This book investigates the self-organizing responses of governments and interests to the institutional collective action (ICA) dilemmas of particular concern to students of federalism, urban governance, and regional management of natural resources. ICA dilemmas arise in fragmented systems whenever decisions by one independent formal authority do not consider costs or benefits imposed on others. The ICA framework analyzes networks, joint projects, partnerships, and other mechanisms developed by affected parties to mitigate ICA decision externalities. These mechanisms play a widespread but little-understood role in federalist systems by reshaping incentives in order to encourage coordination/cooperation. The empirical studies of urban service delivery and regional integration of regional resource management address three questions: How does a given mechanism mitigate costs of uncoordinated decisions? What incentives do potential members have to create the mechanism? How do incentives induced by the mitigating mechanism affect its sustainability in a changing environment and its adaptability to other ICA dilemmas?
Part I. Self-Organizing Versus Centralized Solutions to Institutional Collective Action Problems: Theoretical Considerations: 1. Self-organizing governance of institutional collective action dilemmas: an overview Richard C. Feiock and John T. Scholz; 2. Can consolidation preserve local autonomy?
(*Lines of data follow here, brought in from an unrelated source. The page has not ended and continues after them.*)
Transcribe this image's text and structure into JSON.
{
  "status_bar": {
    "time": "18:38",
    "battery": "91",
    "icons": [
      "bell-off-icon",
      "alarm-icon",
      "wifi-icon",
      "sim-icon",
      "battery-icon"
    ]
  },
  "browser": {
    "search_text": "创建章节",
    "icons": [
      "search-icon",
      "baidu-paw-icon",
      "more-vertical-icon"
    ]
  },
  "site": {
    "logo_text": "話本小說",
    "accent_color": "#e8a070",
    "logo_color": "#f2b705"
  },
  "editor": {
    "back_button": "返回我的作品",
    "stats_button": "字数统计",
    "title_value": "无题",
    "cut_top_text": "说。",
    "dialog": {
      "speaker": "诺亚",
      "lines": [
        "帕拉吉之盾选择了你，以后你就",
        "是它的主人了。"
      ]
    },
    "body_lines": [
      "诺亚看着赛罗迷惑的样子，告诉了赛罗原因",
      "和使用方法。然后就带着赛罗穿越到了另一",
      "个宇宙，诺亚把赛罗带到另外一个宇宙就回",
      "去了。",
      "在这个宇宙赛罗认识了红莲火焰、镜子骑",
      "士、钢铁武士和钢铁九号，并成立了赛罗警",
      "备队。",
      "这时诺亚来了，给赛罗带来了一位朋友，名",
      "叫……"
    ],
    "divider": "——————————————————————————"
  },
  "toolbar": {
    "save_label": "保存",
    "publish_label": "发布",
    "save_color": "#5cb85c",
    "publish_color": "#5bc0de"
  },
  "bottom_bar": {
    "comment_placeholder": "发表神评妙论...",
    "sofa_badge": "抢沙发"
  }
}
Mitigating vertical and horizontal dilemmas Andrew B. Whitford; 3. The institutional collective action perspective on self-organizing mechanism: market failures and transaction cost problems Annette Steinacker; 4. Conflict, power, and irreconcilable preferences: some limits to self organizing mechanism Bryan Jones; Part II. Integrating Metropolitan Service Provision: Networks, Contracts, Agreements, and Special Districts: 5. Adaptive versus restrictive contracts: can they resolve different risk problems? Simon Andrew; 6. Do risk profiles of services alter contractual patterns? A comparison across multiple metropolitan services Manoj Shrestha; 7. Special districts versus contracts: complements or substitutes? Megan Mullin; 8. The political market for intergovernmental cooperation Kenneth N. Bickers, Stephanie Post and Robert M. Stein; Part III. Integrating Regional Policies through Networks, Joint Ventures, and Partnerships: 9. Collaborative institutions, functional areas, and beliefs: what are their roles in policy networks? Christopher M. Weible; 10. Sustaining joint ventures: the role of resource exchange and the strength of inter-organizational relationship Ramiro Berardo; 11. Institutional collective action in an ecology of games Mark Lubell, Adam Henry and Mike McCoy; 12. Enhancing vertical and horizontal self-organization: harnessing informal networks to integrate policies within and between governments in the European Union Paul Thurner; Part IV. Self-Organizing Governance and Institutional Collective Action: 13. Self-organizing mechanisms for mitigating institutional collective action dilemmas: an assessment and research agenda Richard C. Feiock and John T. Scholz.
"Feiock and Scholz are on their way to doing for intergovernmental relations what Elinor Ostrom has done for common pool resource management: helping us understand how externalities can be overcome through bottom-up, local solutions. These remedies often surpass centrally provided solutions because they are designed to fit local needs, traditions, and capacities. The contributed chapters fill out the theory well and offer excellent examples of the variety of homegrown solutions. Those who set policy as well as those who study it will find much of interest in this unique volume."
Jenna Bednar, University of Michigan
"Today’s policy problems cannot be solved by analysts recommending one solution for all problems based on narrow disciplinary viewpoints. Most policy problems are multi-level where solutions that work at one level, or for one problem, do not work at other levels or for other problems. This book analyzes multiple solutions without getting lost in chaos. An essential read!"
Elinor Ostrom, Indiana University
"How can we encourage collaborative action in formally decentralized governance settings? Which of many possible institutional arrangements among local governments and agencies offers the best match for a particular policy challenge? How can we make sense of the myriad collaborative possibilities - networks, contracts, partnerships, and the like? Self-Organizing Federalism makes a significant contribution by offering needed and welcome answers."
Laurence J. O’Toole, Jr, University of Georgia
"The authors have produced an intelligent, accessible, and academic agenda-setting volume worthy of wide readership."
Mark Rhinard, Public Administration